But gather behind those walls, and you will experience both the joys of tribal fellowship, and release from the anxieties of doubt. Imagine never again being asked to entertain an alien point of view, or having to confront one of those dirty little ambiguities that tend to creep about behind the tapestries. Imagine everything obscure becoming as clear as air, and all the messy categories of moral feeling sorting themselves into circles as perfect and immutable as the planetary spheres. Which is to say, imagine finally knowing exactly whom to love, and whom to hate. These are the desiderata of the cult, and they have become as deeply lodged in the American psyche as life, liberty, and the pursuit of happiness.
If you doubt it, I propose a little experiment. Try broaching the topic of Hillary Clinton with any self-professed partisan of the American right. They aren’t too hard to find — just follow the most stentorian voice you hear at the next wedding or family gathering you can’t get out of. Approach carefully, invoke her name, and listen quietly as you are ushered into the scorching presence of their most sacred of sacred fires, contempt of the Other, a flame they tend to with all the seriousness of a priest arranging the sacraments. You may even be privileged to hear that most famous inventory of implausible offenses called the Crimes of the Clintons, a litany whose recitation among conservatives has acquired the cadence of a catechism.
If that’s not a cult, I don’t know what is.
I’ve argued that basic reasonableness (or “critical thinking”, if you prefer) requires judgment and imagination. Neither of these qualities can survive without constant cultivation. Those who would do the hard work of this cultivation, namely high school teachers and university professors, are the very people conservatives most loudly revile. And they reserve their harshest imprecations for the ones who have dedicated themselves to the least economically useful disciplines, subjects like literature, history, art, music — what are collectively called the humanities.

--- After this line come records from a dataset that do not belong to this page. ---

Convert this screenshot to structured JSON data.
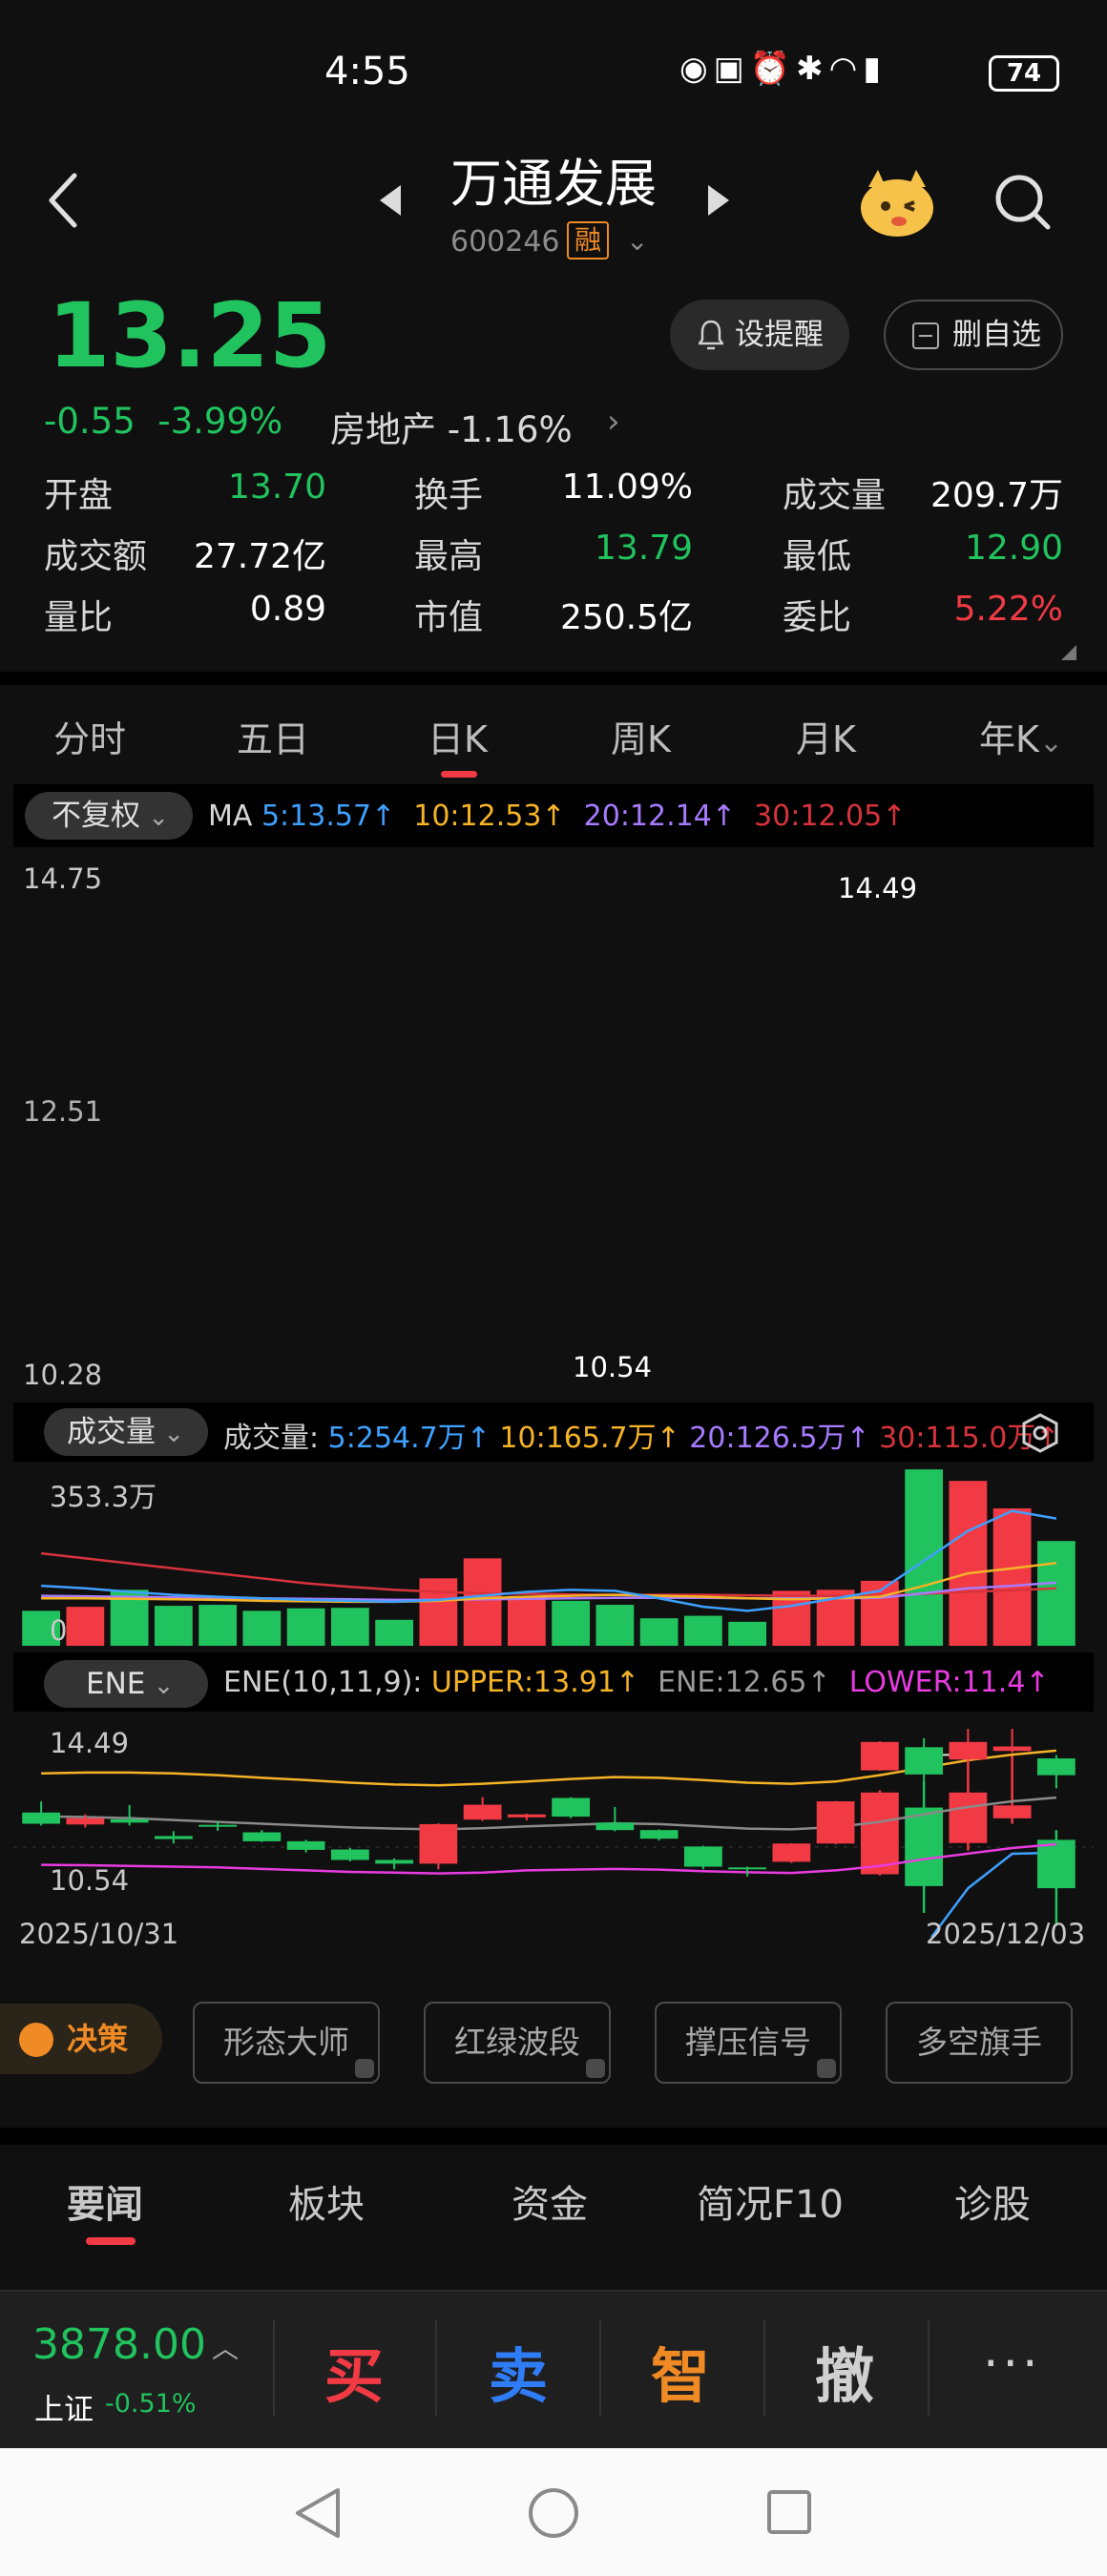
{
  "status": {
    "time": "4:55",
    "battery": "74"
  },
  "header": {
    "stock_name": "万通发展",
    "stock_code": "600246",
    "margin_badge": "融"
  },
  "quote": {
    "price": "13.25",
    "change": "-0.55",
    "change_pct": "-3.99%",
    "sector": "房地产",
    "sector_pct": "-1.16%",
    "remind_label": "设提醒",
    "watch_label": "删自选",
    "open_label": "开盘",
    "open": "13.70",
    "turnover_label": "换手",
    "turnover": "11.09%",
    "volume_label": "成交量",
    "volume": "209.7万",
    "amount_label": "成交额",
    "amount": "27.72亿",
    "high_label": "最高",
    "high": "13.79",
    "low_label": "最低",
    "low": "12.90",
    "vol_ratio_label": "量比",
    "vol_ratio": "0.89",
    "mktcap_label": "市值",
    "mktcap": "250.5亿",
    "commit_label": "委比",
    "commit": "5.22%"
  },
  "kline_tabs": [
    "分时",
    "五日",
    "日K",
    "周K",
    "月K",
    "年K"
  ],
  "ma_bar": {
    "adjust_label": "不复权",
    "ma_label": "MA",
    "ma5": "5:13.57↑",
    "ma10": "10:12.53↑",
    "ma20": "20:12.14↑",
    "ma30": "30:12.05↑"
  },
  "volume_bar": {
    "select_label": "成交量",
    "prefix": "成交量:",
    "v5": "5:254.7万↑",
    "v10": "10:165.7万↑",
    "v20": "20:126.5万↑",
    "v30": "30:115.0万↑",
    "max_label": "353.3万",
    "zero_label": "0"
  },
  "ene_bar": {
    "select_label": "ENE",
    "prefix": "ENE(10,11,9):",
    "upper": "UPPER:13.91↑",
    "ene": "ENE:12.65↑",
    "lower": "LOWER:11.4↑",
    "top_label": "14.49",
    "bottom_label": "10.54"
  },
  "price_axis": {
    "top": "14.75",
    "bottom": "10.28",
    "dashed": "12.51",
    "high_mark": "14.49",
    "low_mark": "10.54"
  },
  "dates": {
    "start": "2025/10/31",
    "end": "2025/12/03"
  },
  "colors": {
    "up": "#f23a45",
    "down": "#21c35e",
    "ma5": "#3ea0ff",
    "ma10": "#f5b326",
    "ma20": "#a77bff",
    "ma30": "#d8333c"
  },
  "tools": {
    "decision_label": "决策",
    "buttons": [
      "形态大师",
      "红绿波段",
      "撑压信号",
      "多空旗手"
    ]
  },
  "news_tabs": [
    "要闻",
    "板块",
    "资金",
    "简况F10",
    "诊股"
  ],
  "trade_bar": {
    "index_value": "3878.00",
    "index_name": "上证",
    "index_pct": "-0.51%",
    "buy": "买",
    "sell": "卖",
    "smart": "智",
    "cancel": "撤",
    "more": "···"
  },
  "chart_data": {
    "type": "candlestick",
    "x_start": "2025/10/31",
    "x_end": "2025/12/03",
    "ylim": [
      10.28,
      14.75
    ],
    "candles": [
      {
        "o": 12.25,
        "c": 11.95,
        "h": 12.55,
        "l": 11.9
      },
      {
        "o": 11.93,
        "c": 12.1,
        "h": 12.2,
        "l": 11.85
      },
      {
        "o": 12.07,
        "c": 11.98,
        "h": 12.45,
        "l": 11.9
      },
      {
        "o": 11.62,
        "c": 11.54,
        "h": 11.75,
        "l": 11.42
      },
      {
        "o": 11.92,
        "c": 11.88,
        "h": 12.02,
        "l": 11.76
      },
      {
        "o": 11.72,
        "c": 11.48,
        "h": 11.78,
        "l": 11.46
      },
      {
        "o": 11.48,
        "c": 11.25,
        "h": 11.52,
        "l": 11.18
      },
      {
        "o": 11.26,
        "c": 10.98,
        "h": 11.3,
        "l": 10.94
      },
      {
        "o": 10.98,
        "c": 10.88,
        "h": 11.02,
        "l": 10.73
      },
      {
        "o": 10.88,
        "c": 11.94,
        "h": 11.96,
        "l": 10.73
      },
      {
        "o": 12.06,
        "c": 12.46,
        "h": 12.66,
        "l": 12.02
      },
      {
        "o": 12.12,
        "c": 12.2,
        "h": 12.22,
        "l": 12.04
      },
      {
        "o": 12.64,
        "c": 12.14,
        "h": 12.66,
        "l": 12.1
      },
      {
        "o": 11.98,
        "c": 11.78,
        "h": 12.4,
        "l": 11.75
      },
      {
        "o": 11.78,
        "c": 11.55,
        "h": 11.8,
        "l": 11.5
      },
      {
        "o": 11.34,
        "c": 10.8,
        "h": 11.36,
        "l": 10.73
      },
      {
        "o": 10.78,
        "c": 10.76,
        "h": 10.8,
        "l": 10.54
      },
      {
        "o": 10.93,
        "c": 11.42,
        "h": 11.43,
        "l": 10.9
      },
      {
        "o": 11.42,
        "c": 12.55,
        "h": 12.56,
        "l": 11.4
      },
      {
        "o": 13.38,
        "c": 14.14,
        "h": 14.16,
        "l": 13.37
      },
      {
        "o": 14.0,
        "c": 13.27,
        "h": 14.24,
        "l": 13.02
      },
      {
        "o": 13.67,
        "c": 14.14,
        "h": 14.49,
        "l": 13.6
      },
      {
        "o": 13.9,
        "c": 14.02,
        "h": 14.49,
        "l": 13.85
      },
      {
        "o": 13.7,
        "c": 13.25,
        "h": 13.79,
        "l": 12.9
      }
    ],
    "ma5": [
      12.05,
      12.05,
      12.02,
      11.94,
      11.9,
      11.76,
      11.63,
      11.43,
      11.3,
      11.3,
      11.5,
      11.8,
      12.0,
      12.2,
      12.1,
      11.9,
      11.6,
      11.4,
      11.55,
      12.15,
      12.7,
      13.25,
      13.57,
      13.58
    ],
    "ma10": [
      11.95,
      11.98,
      12.0,
      11.98,
      11.95,
      11.85,
      11.75,
      11.65,
      11.6,
      11.58,
      11.6,
      11.68,
      11.72,
      11.8,
      11.78,
      11.75,
      11.65,
      11.62,
      11.7,
      11.9,
      12.1,
      12.3,
      12.45,
      12.53
    ],
    "ma20": [
      11.98,
      11.98,
      11.97,
      11.95,
      11.92,
      11.88,
      11.82,
      11.78,
      11.74,
      11.72,
      11.74,
      11.78,
      11.8,
      11.82,
      11.8,
      11.78,
      11.74,
      11.72,
      11.76,
      11.85,
      11.92,
      12.0,
      12.08,
      12.14
    ],
    "ma30": [
      12.5,
      12.4,
      12.3,
      12.2,
      12.1,
      12.0,
      11.95,
      11.9,
      11.85,
      11.82,
      11.82,
      11.85,
      11.85,
      11.86,
      11.85,
      11.83,
      11.8,
      11.78,
      11.8,
      11.85,
      11.9,
      11.95,
      12.0,
      12.05
    ],
    "volume": {
      "ylim": [
        0,
        353.3
      ],
      "values": [
        70,
        78,
        112,
        80,
        82,
        70,
        75,
        76,
        52,
        135,
        175,
        100,
        90,
        82,
        55,
        60,
        48,
        110,
        112,
        130,
        353,
        330,
        275,
        209.7
      ],
      "ma5": [
        120,
        115,
        108,
        102,
        98,
        95,
        92,
        90,
        88,
        92,
        100,
        108,
        112,
        110,
        95,
        78,
        70,
        80,
        95,
        110,
        170,
        230,
        270,
        254.7
      ],
      "ma10": [
        95,
        95,
        94,
        93,
        92,
        90,
        89,
        88,
        88,
        90,
        95,
        98,
        100,
        102,
        100,
        98,
        95,
        93,
        95,
        98,
        120,
        145,
        155,
        165.7
      ],
      "ma20": [
        100,
        99,
        98,
        97,
        96,
        95,
        94,
        93,
        92,
        92,
        93,
        94,
        95,
        96,
        96,
        96,
        95,
        95,
        95,
        96,
        105,
        115,
        120,
        126.5
      ],
      "ma30": [
        185,
        175,
        165,
        155,
        145,
        135,
        125,
        118,
        112,
        108,
        105,
        104,
        103,
        102,
        102,
        102,
        101,
        100,
        100,
        100,
        104,
        108,
        111,
        115.0
      ]
    },
    "ene": {
      "ylim": [
        10.2,
        14.8
      ],
      "upper": [
        13.3,
        13.32,
        13.32,
        13.3,
        13.25,
        13.18,
        13.12,
        13.05,
        13.0,
        12.98,
        13.02,
        13.08,
        13.15,
        13.2,
        13.18,
        13.12,
        13.05,
        13.02,
        13.08,
        13.25,
        13.45,
        13.65,
        13.8,
        13.91
      ],
      "mid": [
        12.15,
        12.13,
        12.1,
        12.05,
        12.0,
        11.95,
        11.9,
        11.85,
        11.82,
        11.8,
        11.83,
        11.88,
        11.92,
        11.96,
        11.94,
        11.88,
        11.82,
        11.8,
        11.86,
        12.0,
        12.2,
        12.4,
        12.55,
        12.65
      ],
      "lower": [
        10.85,
        10.84,
        10.82,
        10.8,
        10.78,
        10.74,
        10.7,
        10.66,
        10.64,
        10.62,
        10.64,
        10.7,
        10.72,
        10.74,
        10.72,
        10.68,
        10.65,
        10.63,
        10.7,
        10.82,
        11.0,
        11.15,
        11.3,
        11.4
      ]
    }
  }
}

The reason for this is quite simple. Nothing is more destructive to the foundations of ideology than the humanities. They nourish a mental quality Keats called “negative capability,” which he defined as the capacity for “being in uncertainties, mysteries, doubts, without any irritable reaching after fact and reason.” In other words, art and literature challenge us to recognize the essential artificiality of our rational categories, to scale their walls and wander naked in the wilderness beyond them. The humanities stimulate imaginative sympathy, encourage awareness of alternative points of view, and promote a broader conception of what it means to be human — broader, at least, than our meager political dogmas tend to allow.
This is broadly compatible with the empiricist tradition, in that it recognizes the primacy of experience in the formation of beliefs, and encourages skepticism of ideologies and dogmas. Reason alone is a necessary but not sufficient condition for understanding the world, because any particular belief we form about that world can only be tested through experience. Our political culture appears to have abandoned this insight, instead adopting the explicitly rationalist posture of building far-reaching ideological systems out of untested or untestable component beliefs. We do this because the only real alternative requires constant exposure to the inscrutable complexities and irreducible ambiguities of political life. Such exposure can be bracing, but it is also unsettling and inconvenient. When all is said and done, Americans prefer the comforts of ideological purity to the vulnerability and distress that attends true intellectual growth.